Not knowing v. not caring

The FBI background check surely told the White House personnel office everything we now know about Michael Brown’s previous career, such as it was.

Jane Galt wants to know why the FBI background check on Michael Brown didn’t show up the holes in his resume. The Brad DeLong notices that Kevin Drum noticed that Laura Rozen noticed a story in the St. Petersburg Times suggesting that the background check almost certainly did find those holes.

At least, FBI agents interviewed one of Brown’s former employers, who was so down on Brown that he asked them if they were kidding about Brown’s being considered for a senior job.

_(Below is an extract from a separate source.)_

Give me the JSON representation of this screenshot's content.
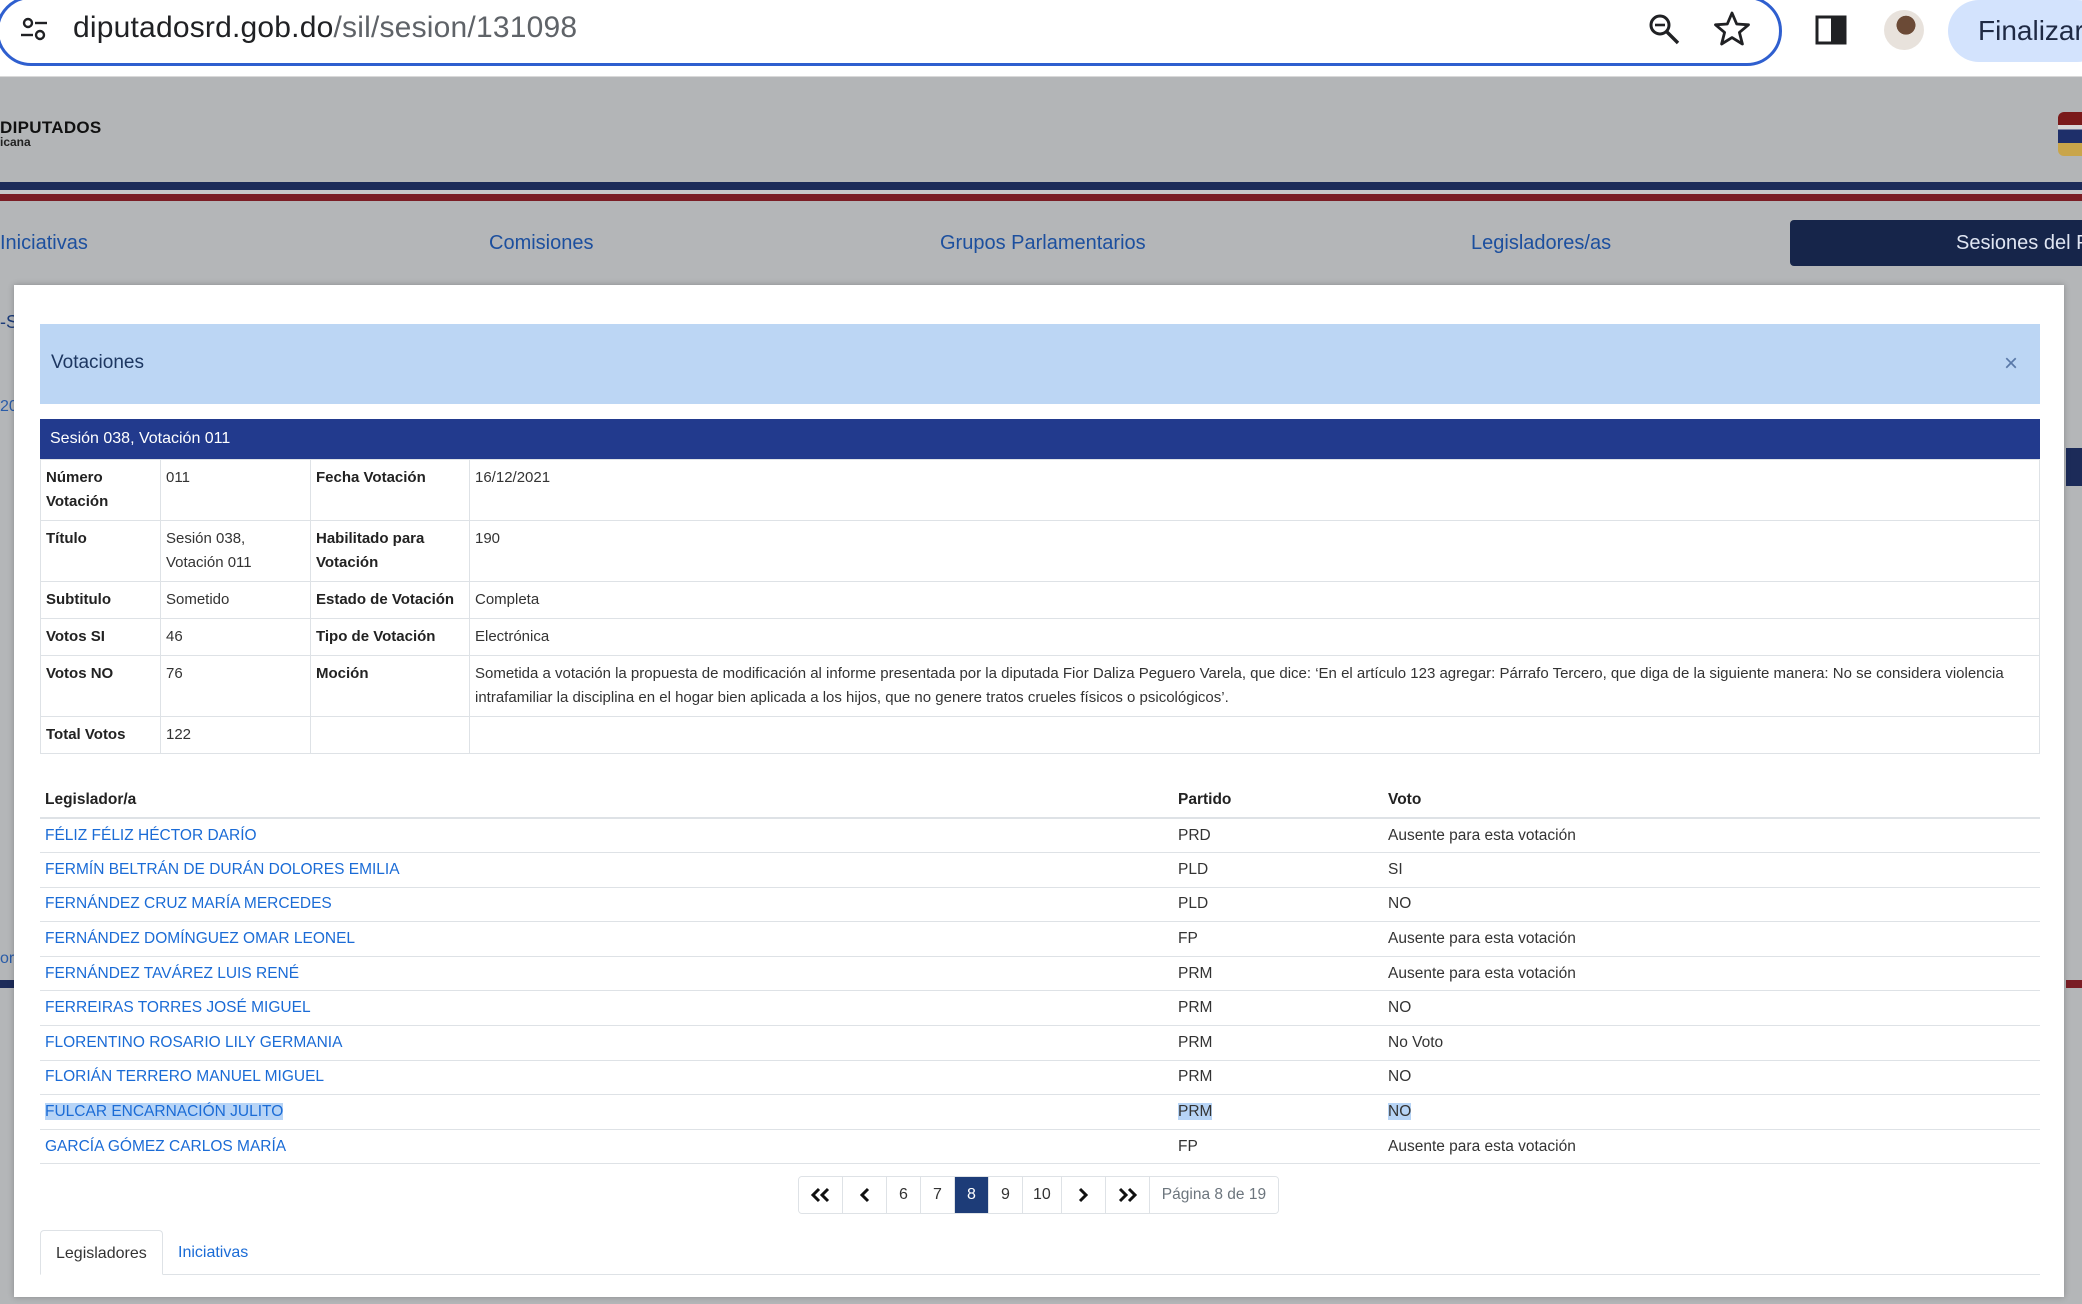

There’s only one possible conclusion: no one in the White House cared, any more than they cared that the people hired from the Heritage Foundation job bank to run the CPA in Iraq had never been to or studied about Iraq, spoke no Arabic, and had no experience with public management, budgeting, contracting, or construction.

Brown was a loyal friend of Joe Allbaugh, a “made guy” in the Bushite Mafia. And Brown delivered, spending money freely and illegally to ensure that Bush carried Florida in the wake of the hurricanes of 2004.

No, Mr. Bush and his senior honchos weren’t fooled. They got exactly the FEMA Director they wanted. And I wish them joy of their choice.

Author: Mark Kleiman

Professor of Public Policy at the NYU Marron Institute for Urban Management and editor of the Journal of Drug Policy Analysis. Teaches about the methods of policy analysis about drug abuse control and crime control policy, working out the implications of two principles: that swift and certain sanctions don't have to be severe to be effective, and that well-designed threats usually don't have to be carried out. Books: Drugs and Drug Policy: What Everyone Needs to Know (with Jonathan Caulkins and Angela Hawken) When Brute Force Fails: How to Have Less Crime and Less Punishment (Princeton, 2009; named one of the "books of the year" by The Economist Against Excess: Drug Policy for Results (Basic, 1993) Marijuana: Costs of Abuse, Costs of Control (Greenwood, 1989) UCLA Homepage Curriculum Vitae Contact: